Rav Aviner noted that it is ironic that some Jews today claim that we aren’t living in the time of atchalta d’geula because there are wars in Israel. This would be funny, were it not so sad, as the only time that Chazal use the term atchalta d’geula is when they say that wars are atchalta d’geula (Megilla 17b)!


As is well known, the Torah describes the redemption using four terms:

שמות (פרק ו)

(ו) לכן אמר לבני ישראל אני ה’ והוצאתי אתכם מתחת סבלת מצרים והצלתי אתכם מעבדתם וגאלתי אתכם בזרוע נטויה ובשפטים גדלים: (ז) ולקחתי אתכם לי לעם והייתי לכם לאלהים וידעתם כי אני ה’ אלהיכם המוציא אתכם מתחת סבלות מצרים:

There are some, who unfortunately understand neither Chazal nor the biblical text, who mistakenly think that Chazal arbitrarily chose these four; and that one could have just as well defined the section, and therefore the number of terms, differently. Chazal actually said what they did because they understood the Torah. If we look at the section again closely we will see that it has a clear opening and closure which parallel each other (such “brackets” are very common in Tanach in general, and Chumash in particular):

שמות (פרק ו)

(ו) לכן אמר לבני ישראל אני ה’ והוצאתי אתכם מתחת סבלת מצרים והצלתי אתכם מעבדתם וגאלתי אתכם בזרוע נטויה ובשפטים גדלים:

(ז) ולקחתי אתכם לי לעם והייתי לכם לאלהים וידעתם כי אני ה’ אלהיכם המוציא אתכם מתחת סבלות מצרים:

It is to this section that Chazal refer. It is important to note that while there are four terms, they are all part of a larger category of Yeziat Mizrayim, which is the opening and closing of the section, as we noted. The Torah then goes on to say, in the following sentence:

)ח) והבאתי אתכם אל הארץ אשר נשאתי את ידי לתת אתה לאברהם ליצחק וליעקב ונתתי אתה לכם מורשה אני ה

V’heiveiti - bringing us to Israel- is, of course, the fifth of the four terms of redemption. If stands apart from the four of the Exodus, but is the completion of redemptive process, as we noted above.

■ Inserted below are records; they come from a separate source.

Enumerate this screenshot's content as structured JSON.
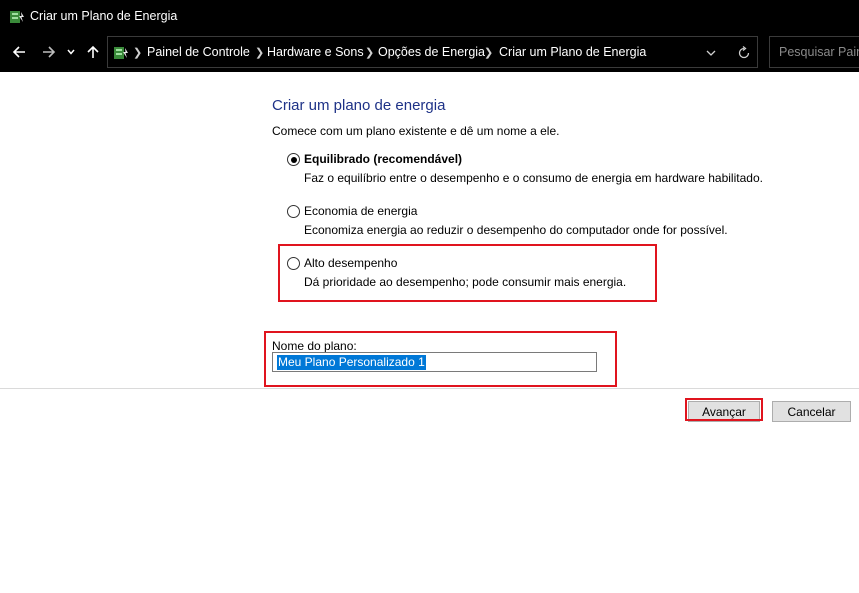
{
  "window": {
    "title": "Criar um Plano de Energia",
    "icon": "power-options-icon"
  },
  "navigation": {
    "back_icon": "arrow-left-icon",
    "forward_icon": "arrow-right-icon",
    "recent_icon": "chevron-down-icon",
    "up_icon": "arrow-up-icon",
    "breadcrumbs": [
      "Painel de Controle",
      "Hardware e Sons",
      "Opções de Energia",
      "Criar um Plano de Energia"
    ],
    "search_placeholder": "Pesquisar Painel"
  },
  "main": {
    "heading": "Criar um plano de energia",
    "intro": "Comece com um plano existente e dê um nome a ele.",
    "options": [
      {
        "label": "Equilibrado (recomendável)",
        "description": "Faz o equilíbrio entre o desempenho e o consumo de energia em hardware habilitado.",
        "selected": true
      },
      {
        "label": "Economia de energia",
        "description": "Economiza energia ao reduzir o desempenho do computador onde for possível.",
        "selected": false
      },
      {
        "label": "Alto desempenho",
        "description": "Dá prioridade ao desempenho; pode consumir mais energia.",
        "selected": false
      }
    ],
    "plan_name_label": "Nome do plano:",
    "plan_name_value": "Meu Plano Personalizado 1"
  },
  "buttons": {
    "next": "Avançar",
    "cancel": "Cancelar"
  },
  "colors": {
    "titlebar": "#000000",
    "heading": "#1e3287",
    "highlight": "#e0141e",
    "selection": "#0078d7"
  }
}
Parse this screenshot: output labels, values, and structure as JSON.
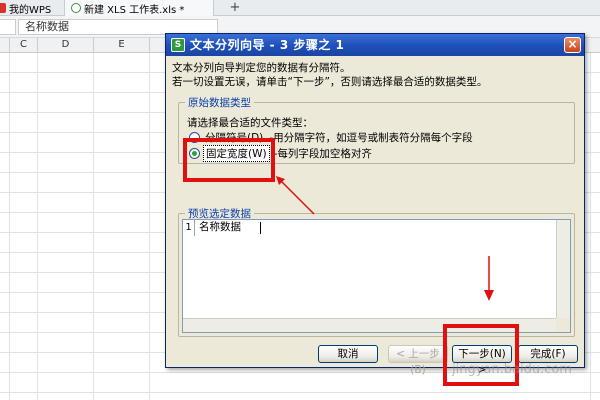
{
  "tabs": [
    {
      "label": "我的WPS"
    },
    {
      "label": "新建 XLS 工作表.xls *"
    }
  ],
  "tab_add": "+",
  "formula": {
    "content": "名称数据"
  },
  "columns": [
    "C",
    "D",
    "E"
  ],
  "dialog": {
    "title": "文本分列向导 - 3 步骤之 1",
    "close": "×",
    "app_icon": "S",
    "intro_line1": "文本分列向导判定您的数据有分隔符。",
    "intro_line2": "若一切设置无误，请单击“下一步”，否则请选择最合适的数据类型。",
    "group_original": {
      "label": "原始数据类型",
      "prompt": "请选择最合适的文件类型：",
      "options": [
        {
          "label": "分隔符号(D)",
          "desc": "-用分隔字符，如逗号或制表符分隔每个字段",
          "selected": false
        },
        {
          "label": "固定宽度(W)",
          "desc": "-每列字段加空格对齐",
          "selected": true
        }
      ]
    },
    "group_preview": {
      "label": "预览选定数据",
      "rows": [
        {
          "num": "1",
          "text": "名称数据"
        }
      ]
    },
    "buttons": {
      "cancel": "取消",
      "back": "< 上一步(B)",
      "next": "下一步(N) >",
      "finish": "完成(F)"
    }
  },
  "watermark": "jingyan.baidu.com",
  "colors": {
    "title_bar": "#1e4fb8",
    "dialog_bg": "#ece9d8",
    "annotation_red": "#e01010"
  }
}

If we put this together with the perspective of Talmidei Rabbeinu Yona that we saw above, a fascinating conclusion emerges. We conclude the blessing of hashkiveinu with the prayer that Hashem watch over our goings and comings-

וּשְׁמוֹר צֵאתֵנוּ וּבוֹאֵנוּ לְחַיִים וּלְשָׁלוֹם מֵעַתָּה וְעַד עוֹלָם

If we understand that hashkiveinu is modeled after the Exodus, and that the redemption of the Exodus consisted of two components, והוצאתי... והבאתי, then we understand where this closing prayer in hashkiveinu comes from!

In life we aspire to travel on two paths. First, we need to leave from that which constrains, enslaves and oppresses us, that which hurts us and holds us back. This is the path of v’hozaiti/ zaitainui.

We also need to move forward to that which makes us better and more complete. We need to not only leave the negative behind, we also need to move to that which is innately good. This is the path of v’heiveiti/ u’voeinu.

In hashkiveinu, we pray that Hashem help us on that dual journey through life.

[1]This is pointed out by Chazal and virtually every major Rishon in numerous places, and is the subject of countless sefarim and articles and beyond the scope of this brief article.